===== RAW DATA

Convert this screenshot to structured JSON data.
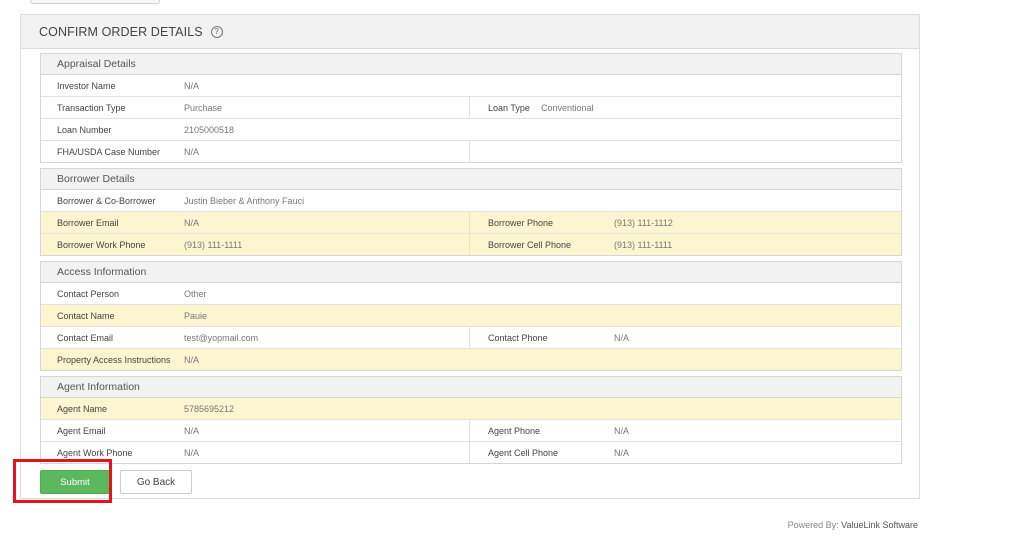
{
  "panel": {
    "title": "CONFIRM ORDER DETAILS",
    "help_icon": "?"
  },
  "appraisal": {
    "title": "Appraisal Details",
    "investor_name": {
      "label": "Investor Name",
      "value": "N/A"
    },
    "transaction_type": {
      "label": "Transaction Type",
      "value": "Purchase"
    },
    "loan_type": {
      "label": "Loan Type",
      "value": "Conventional"
    },
    "loan_number": {
      "label": "Loan Number",
      "value": "2105000518"
    },
    "case_number": {
      "label": "FHA/USDA Case Number",
      "value": "N/A"
    }
  },
  "borrower": {
    "title": "Borrower Details",
    "names": {
      "label": "Borrower & Co-Borrower",
      "value": "Justin Bieber & Anthony Fauci"
    },
    "email": {
      "label": "Borrower Email",
      "value": "N/A"
    },
    "phone": {
      "label": "Borrower Phone",
      "value": "(913) 111-1112"
    },
    "work_phone": {
      "label": "Borrower Work Phone",
      "value": "(913) 111-1111"
    },
    "cell_phone": {
      "label": "Borrower Cell Phone",
      "value": "(913) 111-1111"
    }
  },
  "access": {
    "title": "Access Information",
    "contact_person": {
      "label": "Contact Person",
      "value": "Other"
    },
    "contact_name": {
      "label": "Contact Name",
      "value": "Pauie"
    },
    "contact_email": {
      "label": "Contact Email",
      "value": "test@yopmail.com"
    },
    "contact_phone": {
      "label": "Contact Phone",
      "value": "N/A"
    },
    "instructions": {
      "label": "Property Access Instructions",
      "value": "N/A"
    }
  },
  "agent": {
    "title": "Agent Information",
    "name": {
      "label": "Agent Name",
      "value": "5785695212"
    },
    "email": {
      "label": "Agent Email",
      "value": "N/A"
    },
    "phone": {
      "label": "Agent Phone",
      "value": "N/A"
    },
    "work_phone": {
      "label": "Agent Work Phone",
      "value": "N/A"
    },
    "cell_phone": {
      "label": "Agent Cell Phone",
      "value": "N/A"
    }
  },
  "buttons": {
    "submit": "Submit",
    "back": "Go Back"
  },
  "footer": {
    "prefix": "Powered By:",
    "brand": "ValueLink Software"
  },
  "colors": {
    "submit": "#5cb85c",
    "highlight_row": "#fbf6d0",
    "annotation_box": "#e8121d"
  }
}
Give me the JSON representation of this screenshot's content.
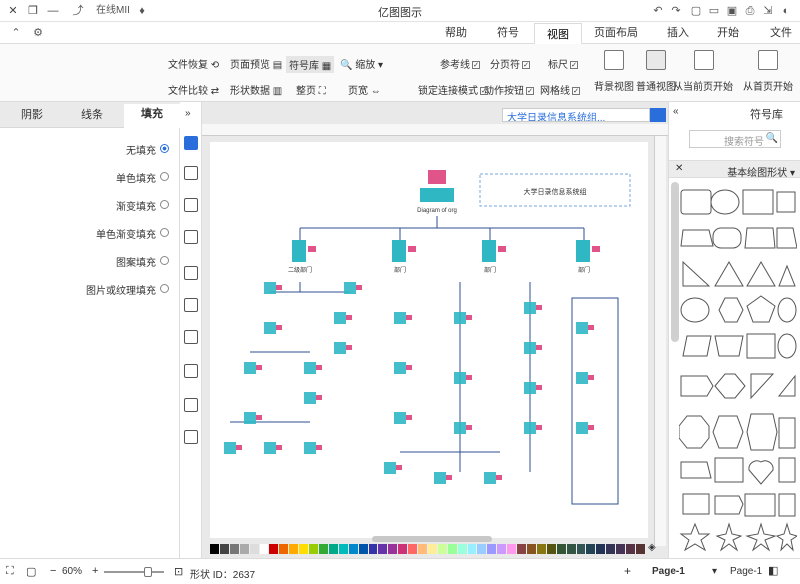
{
  "window": {
    "title": "亿图图示"
  },
  "menu": {
    "tabs": [
      "文件",
      "开始",
      "插入",
      "页面布局",
      "视图",
      "符号",
      "帮助"
    ],
    "active": "视图"
  },
  "topbar": {
    "account": "在线MII",
    "share": "分享"
  },
  "ribbon": {
    "from_first": "从首页开始",
    "from_current": "从当前页开始",
    "normal_view": "普通视图",
    "bg_view": "背景视图",
    "show_ruler": "标尺",
    "show_grid": "网格线",
    "show_pagebreak": "分页符",
    "show_snap": "动作按钮",
    "guide": "参考线",
    "connect_points": "锁定连接模式",
    "zoom": "缩放",
    "page_width": "页宽",
    "page_fit": "整页",
    "symbol_lib": "符号库",
    "page_preview": "页面预览",
    "shape_data": "形状数据",
    "file_recovery": "文件恢复",
    "file_compare": "文件比较"
  },
  "left_panel": {
    "tabs": [
      "填充",
      "线条",
      "阴影"
    ],
    "active_tab": "填充",
    "options": [
      "无填充",
      "单色填充",
      "渐变填充",
      "单色渐变填充",
      "图案填充",
      "图片或纹理填充"
    ],
    "selected": "无填充"
  },
  "right_panel": {
    "header": "符号库",
    "search_placeholder": "搜索符号",
    "category": "基本绘图形状"
  },
  "canvas": {
    "doc_tab": "大学日录信息系统组..."
  },
  "chart": {
    "root": "Diagram of org",
    "note": "大学日录信息系统组",
    "branches": [
      "二级部门",
      "部门",
      "部门",
      "部门"
    ]
  },
  "status": {
    "page_label": "Page-1",
    "page_selector": "Page-1",
    "shape_id": "形状 ID：2637",
    "zoom": "60%"
  },
  "colors": {
    "accent": "#2a6edc",
    "canvas_bg": "#ffffff",
    "node_teal": "#2fb7c4",
    "node_pink": "#e0548a"
  }
}
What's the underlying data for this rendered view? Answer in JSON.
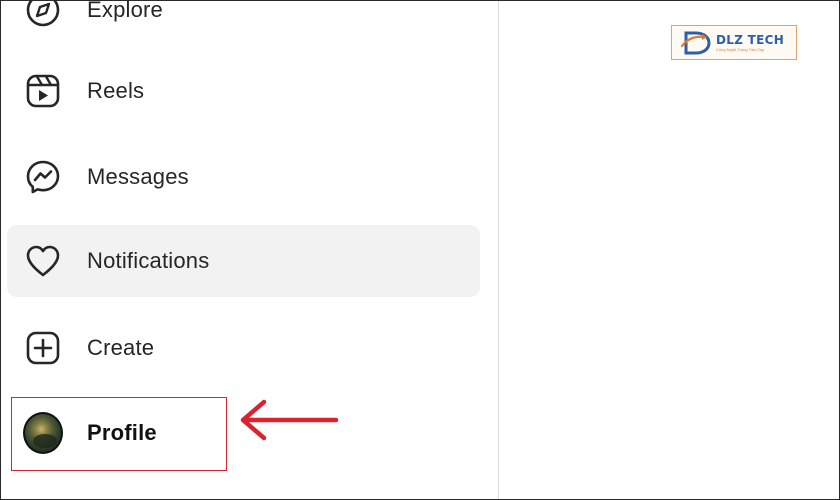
{
  "sidebar": {
    "items": [
      {
        "label": "Explore",
        "icon": "compass-icon"
      },
      {
        "label": "Reels",
        "icon": "reels-icon"
      },
      {
        "label": "Messages",
        "icon": "messenger-icon"
      },
      {
        "label": "Notifications",
        "icon": "heart-icon",
        "active": true
      },
      {
        "label": "Create",
        "icon": "plus-square-icon"
      },
      {
        "label": "Profile",
        "icon": "avatar",
        "bold": true
      }
    ]
  },
  "annotation": {
    "highlight_color": "#d9232e",
    "arrow_color": "#d9232e",
    "arrow_icon": "arrow-left-icon"
  },
  "watermark": {
    "title": "DLZ TECH",
    "subtitle": "Công Nghệ Trong Tầm Tay"
  },
  "colors": {
    "active_bg": "#f2f2f2",
    "divider": "#dbdbdb",
    "text": "#262626"
  }
}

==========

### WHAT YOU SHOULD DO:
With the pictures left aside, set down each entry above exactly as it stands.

### TASK SOLUTION:
Convert this screenshot to structured JSON data.
{
  "panel": {
    "title": "CONFIRM ORDER DETAILS",
    "help_icon": "?"
  },
  "appraisal": {
    "title": "Appraisal Details",
    "investor_name": {
      "label": "Investor Name",
      "value": "N/A"
    },
    "transaction_type": {
      "label": "Transaction Type",
      "value": "Purchase"
    },
    "loan_type": {
      "label": "Loan Type",
      "value": "Conventional"
    },
    "loan_number": {
      "label": "Loan Number",
      "value": "2105000518"
    },
    "case_number": {
      "label": "FHA/USDA Case Number",
      "value": "N/A"
    }
  },
  "borrower": {
    "title": "Borrower Details",
    "names": {
      "label": "Borrower & Co-Borrower",
      "value": "Justin Bieber & Anthony Fauci"
    },
    "email": {
      "label": "Borrower Email",
      "value": "N/A"
    },
    "phone": {
      "label": "Borrower Phone",
      "value": "(913) 111-1112"
    },
    "work_phone": {
      "label": "Borrower Work Phone",
      "value": "(913) 111-1111"
    },
    "cell_phone": {
      "label": "Borrower Cell Phone",
      "value": "(913) 111-1111"
    }
  },
  "access": {
    "title": "Access Information",
    "contact_person": {
      "label": "Contact Person",
      "value": "Other"
    },
    "contact_name": {
      "label": "Contact Name",
      "value": "Pauie"
    },
    "contact_email": {
      "label": "Contact Email",
      "value": "test@yopmail.com"
    },
    "contact_phone": {
      "label": "Contact Phone",
      "value": "N/A"
    },
    "instructions": {
      "label": "Property Access Instructions",
      "value": "N/A"
    }
  },
  "agent": {
    "title": "Agent Information",
    "name": {
      "label": "Agent Name",
      "value": "5785695212"
    },
    "email": {
      "label": "Agent Email",
      "value": "N/A"
    },
    "phone": {
      "label": "Agent Phone",
      "value": "N/A"
    },
    "work_phone": {
      "label": "Agent Work Phone",
      "value": "N/A"
    },
    "cell_phone": {
      "label": "Agent Cell Phone",
      "value": "N/A"
    }
  },
  "buttons": {
    "submit": "Submit",
    "back": "Go Back"
  },
  "footer": {
    "prefix": "Powered By:",
    "brand": "ValueLink Software"
  },
  "colors": {
    "submit": "#5cb85c",
    "highlight_row": "#fbf6d0",
    "annotation_box": "#e8121d"
  }
}
Give me the JSON representation of this screenshot's content.
{
  "window": {
    "title": "亿图图示"
  },
  "menu": {
    "tabs": [
      "文件",
      "开始",
      "插入",
      "页面布局",
      "视图",
      "符号",
      "帮助"
    ],
    "active": "视图"
  },
  "topbar": {
    "account": "在线MII",
    "share": "分享"
  },
  "ribbon": {
    "from_first": "从首页开始",
    "from_current": "从当前页开始",
    "normal_view": "普通视图",
    "bg_view": "背景视图",
    "show_ruler": "标尺",
    "show_grid": "网格线",
    "show_pagebreak": "分页符",
    "show_snap": "动作按钮",
    "guide": "参考线",
    "connect_points": "锁定连接模式",
    "zoom": "缩放",
    "page_width": "页宽",
    "page_fit": "整页",
    "symbol_lib": "符号库",
    "page_preview": "页面预览",
    "shape_data": "形状数据",
    "file_recovery": "文件恢复",
    "file_compare": "文件比较"
  },
  "left_panel": {
    "tabs": [
      "填充",
      "线条",
      "阴影"
    ],
    "active_tab": "填充",
    "options": [
      "无填充",
      "单色填充",
      "渐变填充",
      "单色渐变填充",
      "图案填充",
      "图片或纹理填充"
    ],
    "selected": "无填充"
  },
  "right_panel": {
    "header": "符号库",
    "search_placeholder": "搜索符号",
    "category": "基本绘图形状"
  },
  "canvas": {
    "doc_tab": "大学日录信息系统组..."
  },
  "chart": {
    "root": "Diagram of org",
    "note": "大学日录信息系统组",
    "branches": [
      "二级部门",
      "部门",
      "部门",
      "部门"
    ]
  },
  "status": {
    "page_label": "Page-1",
    "page_selector": "Page-1",
    "shape_id": "形状 ID：2637",
    "zoom": "60%"
  },
  "colors": {
    "accent": "#2a6edc",
    "canvas_bg": "#ffffff",
    "node_teal": "#2fb7c4",
    "node_pink": "#e0548a"
  }
}
What's the underlying data for this rendered view? Answer in JSON.
{
  "sidebar": {
    "items": [
      {
        "label": "Explore",
        "icon": "compass-icon"
      },
      {
        "label": "Reels",
        "icon": "reels-icon"
      },
      {
        "label": "Messages",
        "icon": "messenger-icon"
      },
      {
        "label": "Notifications",
        "icon": "heart-icon",
        "active": true
      },
      {
        "label": "Create",
        "icon": "plus-square-icon"
      },
      {
        "label": "Profile",
        "icon": "avatar",
        "bold": true
      }
    ]
  },
  "annotation": {
    "highlight_color": "#d9232e",
    "arrow_color": "#d9232e",
    "arrow_icon": "arrow-left-icon"
  },
  "watermark": {
    "title": "DLZ TECH",
    "subtitle": "Công Nghệ Trong Tầm Tay"
  },
  "colors": {
    "active_bg": "#f2f2f2",
    "divider": "#dbdbdb",
    "text": "#262626"
  }
}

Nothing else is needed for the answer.